They are followed by another series of 31 pictures taken on the North front showing various tanks abandoned by the Republicans, burned out and bombed out homes; Bombers being re-armed; Soldiers pausing, hunting and eating, etc..
On the following two leaves have been pasted 21 various documents including four printed propaganda leaflets (1 in German, 1 in French, and 2 in Spanish) inciting the foreigners of the International Brigades, and the Spanish Republicans to surrender. Other documents include circulated envelops with pro-Franco stamps, hotel bills, and a hand-signed typed letter instructing a certain Manga Heyn (his wife? Mother?), in Berlin, to follow a series of instructions regarding exchanging correspondence with him. Also includes Heyn's military pass, and an authorization to take pictures.
Pasted onto the following two leaves are 105 stamps from Nationalist Spain, as well as from Spanish and French Morocco.
The last photographs contained in this album show 17 views of Rome taken by Heyn while on his way back to Germany, and 27 pictures documenting the victory parade held in Berlin on June 6, 1939, in honor of the Legion Condor.
Captions in German. Album and photographs in very good condition. vg. Item #43439
* The Legion Condor was a unit composed of military personnel from the air force and army of Nazi Germany, which served with the Nationalists during the Spanish Civil War of July 1936 to March 1939. The Legion developed methods of terror bombing which were used widely in the Second World War shortly afterwards. The bombing of Guernica was the most infamous operation carried out by the Legion. Hugo Sperrle commanded the unit's aircraft formations and Wilhelm Ritter von Thoma commanded the ground element.
** The MS St. Louis was a German ocean liner. In 1939, it set off on a voyage in which its captain, Gustav Schröder, tried to find homes for over 900 Jewish refugees from Germany. After they were denied entry to Cuba, the United States, and Canada, the refugees were finally accepted in various European countries, including Belgium, the Netherlands, the UK, and France. Historians have estimated that approximately a quarter of them died in death camps during World War II. The event was the subject of a 1974 book, Voyage of the Damned, by Gordon Thomas and Max Morgan-Witts. It was adapted for a 1976 U.S. film of the same title and a 1994 opera titled "St. Louis Blues" by Chiel Meijering.

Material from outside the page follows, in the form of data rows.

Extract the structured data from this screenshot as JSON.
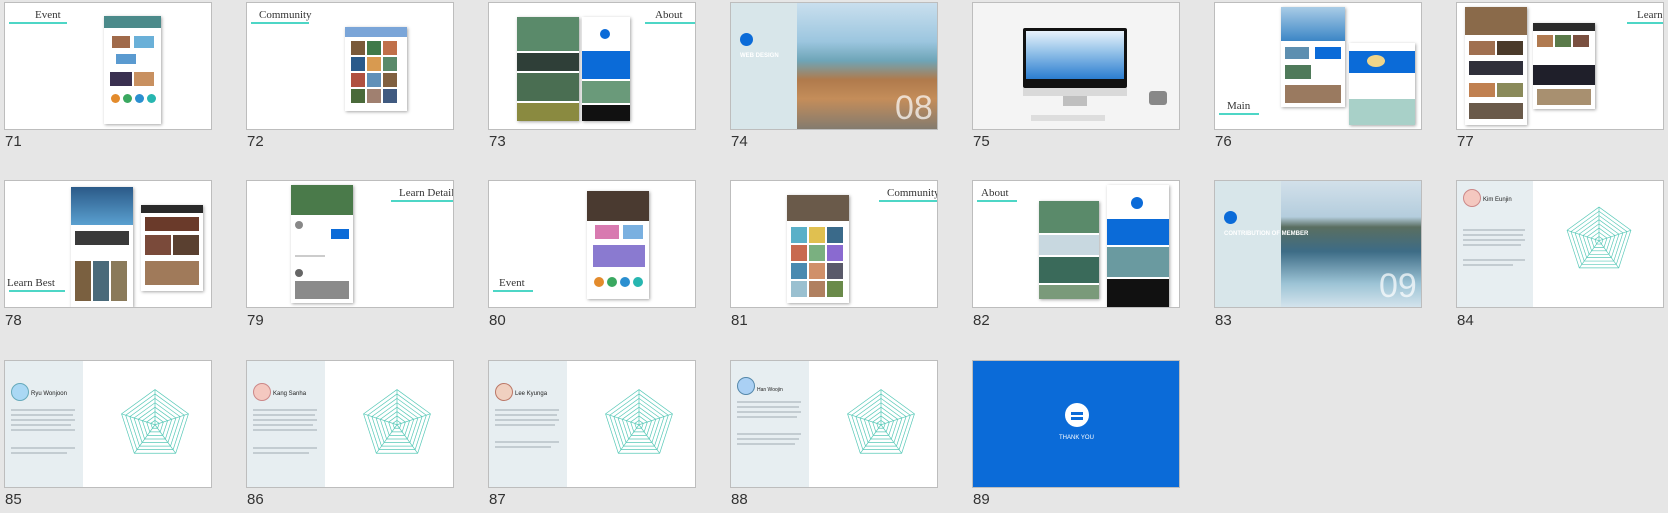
{
  "slides": [
    {
      "num": "71",
      "title": "Event"
    },
    {
      "num": "72",
      "title": "Community"
    },
    {
      "num": "73",
      "title": "About"
    },
    {
      "num": "74",
      "title": "WEB DESIGN",
      "bignum": "08"
    },
    {
      "num": "75"
    },
    {
      "num": "76",
      "title": "Main"
    },
    {
      "num": "77",
      "title": "Learn"
    },
    {
      "num": "78",
      "title": "Learn Best"
    },
    {
      "num": "79",
      "title": "Learn Detail"
    },
    {
      "num": "80",
      "title": "Event"
    },
    {
      "num": "81",
      "title": "Community"
    },
    {
      "num": "82",
      "title": "About"
    },
    {
      "num": "83",
      "title": "CONTRIBUTION OF MEMBER",
      "bignum": "09"
    },
    {
      "num": "84",
      "member": "Kim Eunjin"
    },
    {
      "num": "85",
      "member": "Ryu Wonjoon"
    },
    {
      "num": "86",
      "member": "Kang Sanha"
    },
    {
      "num": "87",
      "member": "Lee Kyunga"
    },
    {
      "num": "88",
      "member": "Han Woojin"
    },
    {
      "num": "89",
      "thanks": "THANK YOU"
    }
  ],
  "colors": {
    "accent_line": "#4dd6c6",
    "brand_blue": "#0b6bd8",
    "radar": "#59c9b8"
  }
}
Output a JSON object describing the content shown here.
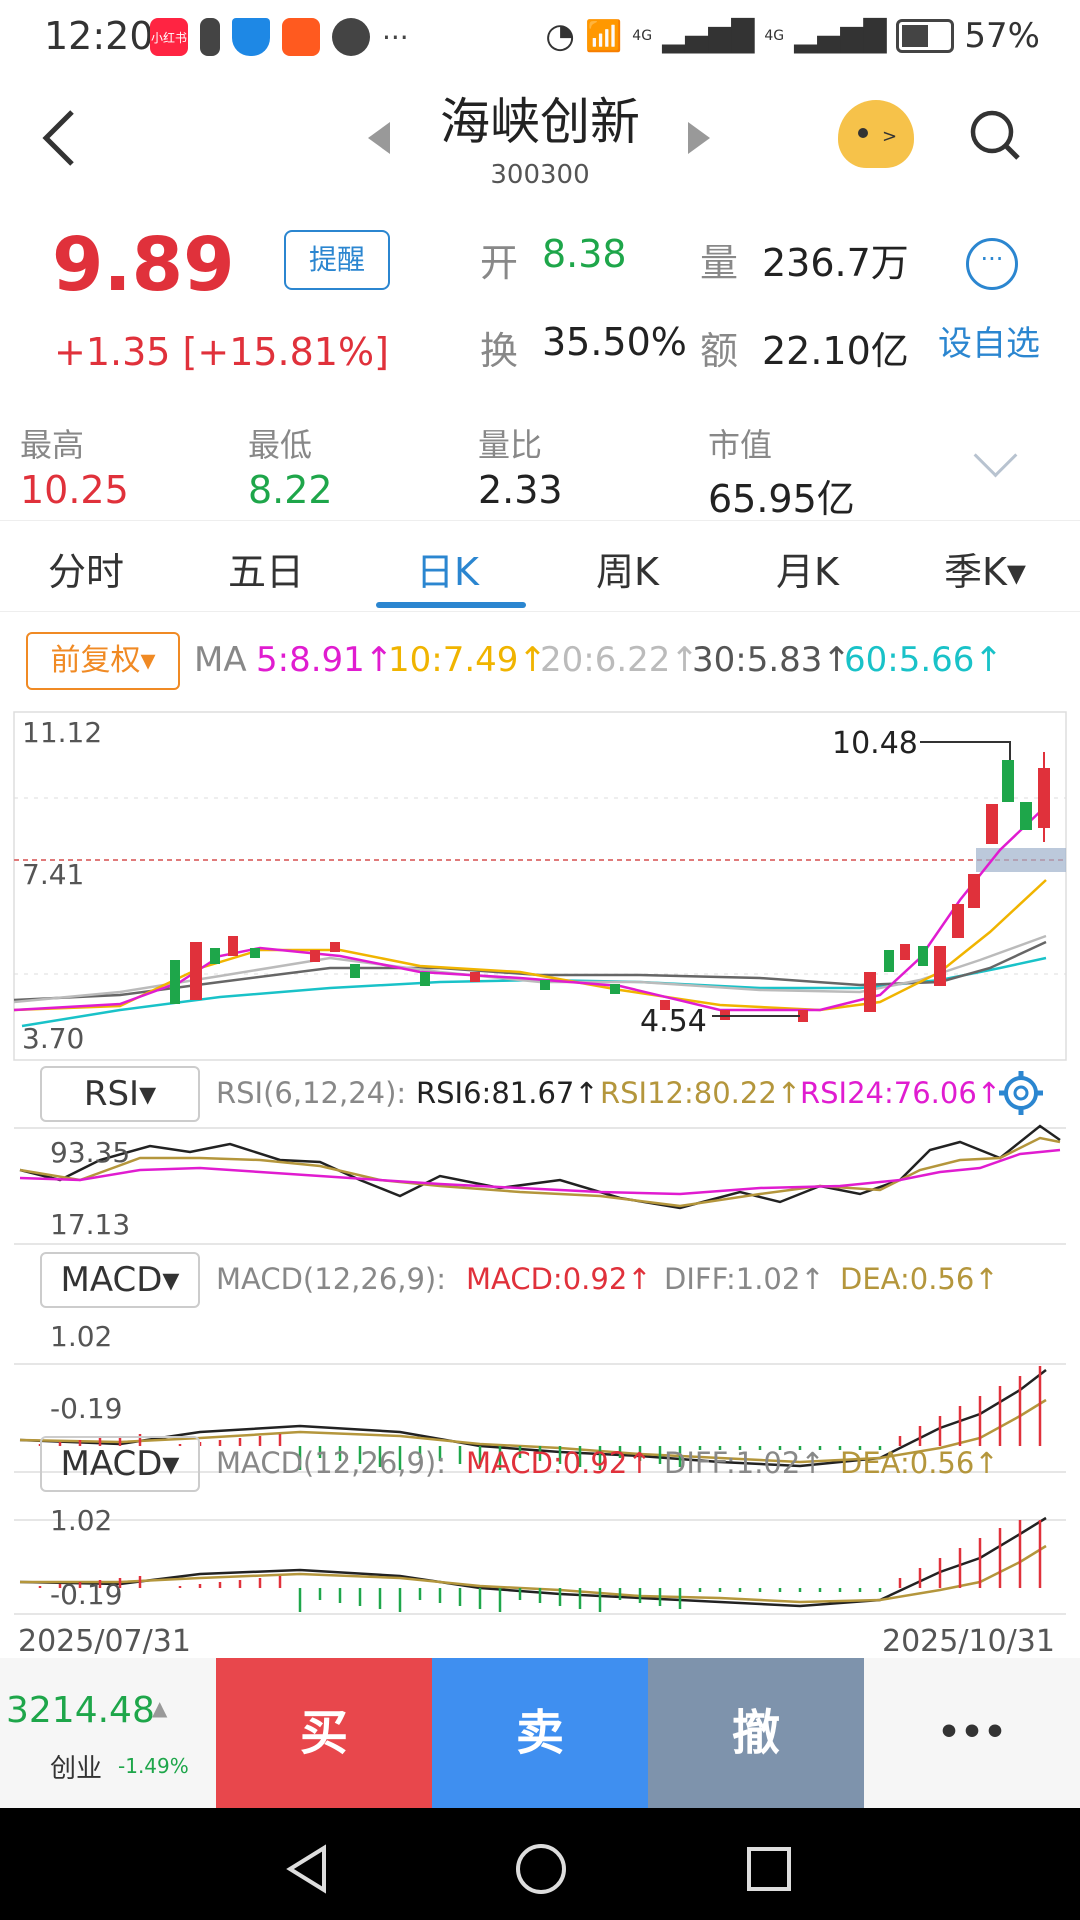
{
  "status_bar": {
    "time": "12:20",
    "app_badge": "小红书",
    "network_4g_1": "4G",
    "network_4g_2": "4G",
    "battery_pct": "57%"
  },
  "header": {
    "stock_name": "海峡创新",
    "stock_code": "300300"
  },
  "quote": {
    "price": "9.89",
    "change": "+1.35 [+15.81%]",
    "remind_label": "提醒",
    "open_label": "开",
    "open_value": "8.38",
    "volume_label": "量",
    "volume_value": "236.7万",
    "turnover_label": "换",
    "turnover_value": "35.50%",
    "amount_label": "额",
    "amount_value": "22.10亿",
    "add_watch_label": "设自选"
  },
  "stats": [
    {
      "label": "最高",
      "value": "10.25",
      "color": "#e0313b"
    },
    {
      "label": "最低",
      "value": "8.22",
      "color": "#1ea64a"
    },
    {
      "label": "量比",
      "value": "2.33",
      "color": "#222222"
    },
    {
      "label": "市值",
      "value": "65.95亿",
      "color": "#222222"
    }
  ],
  "tabs": [
    "分时",
    "五日",
    "日K",
    "周K",
    "月K",
    "季K▾"
  ],
  "active_tab": "日K",
  "ma_row": {
    "adjust_label": "前复权",
    "ma_label": "MA",
    "ma5": "5:8.91↑",
    "ma10": "10:7.49↑",
    "ma20": "20:6.22↑",
    "ma30": "30:5.83↑",
    "ma60": "60:5.66↑"
  },
  "kline": {
    "y_max": "11.12",
    "y_mid": "7.41",
    "y_min": "3.70",
    "high_mark": "10.48",
    "low_mark": "4.54"
  },
  "rsi": {
    "button": "RSI▾",
    "params": "RSI(6,12,24):",
    "rsi6": "RSI6:81.67↑",
    "rsi12": "RSI12:80.22↑",
    "rsi24": "RSI24:76.06↑",
    "y_max": "93.35",
    "y_min": "17.13"
  },
  "macd1": {
    "button": "MACD▾",
    "params": "MACD(12,26,9):",
    "macd": "MACD:0.92↑",
    "diff": "DIFF:1.02↑",
    "dea": "DEA:0.56↑",
    "y_max": "1.02",
    "y_min": "-0.19"
  },
  "macd2": {
    "button": "MACD▾",
    "params": "MACD(12,26,9):",
    "macd": "MACD:0.92↑",
    "diff": "DIFF:1.02↑",
    "dea": "DEA:0.56↑",
    "y_max": "1.02",
    "y_min": "-0.19"
  },
  "date_axis": {
    "start": "2025/07/31",
    "end": "2025/10/31"
  },
  "bottom_bar": {
    "index_value": "3214.48",
    "index_name": "创业",
    "index_change": "-1.49%",
    "buy": "买",
    "sell": "卖",
    "cancel": "撤",
    "more": "•••"
  },
  "colors": {
    "up": "#e0313b",
    "down": "#1ea64a",
    "accent": "#2b86d0",
    "ma5": "#e01cd0",
    "ma10": "#f0b400",
    "ma20": "#bbbbbb",
    "ma30": "#666666",
    "ma60": "#19c2c8"
  }
}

*** The submarine U-28 was a Type VIIA U-boat of Nazi Germany's Kriegsmarine during World War II. Her keel was laid down on December 2, 1935, by DeSchiMAG AG Weser of Bremen. She was launched on July 14, 1936, and commissioned into Kriegsmarine on September 12, 1936, with Kapitänleutnant Wilhelm Ambrosius in command. Ambrosius was succeeded by nine other commanding officers over the next eight years. U-28 conducted seven war patrols between September 19, 1939 and November 15, 1940, all under the command of Kapitänleutnant Günter Kuhnke, sinking a total of 13 ships, and damaging two others. After her third patrol, U-28 became a training vessel and was used to bring new U-boat crews up to standard. She was later sunk in an accident on March 17, 1944 and stricken on August 4, 1944.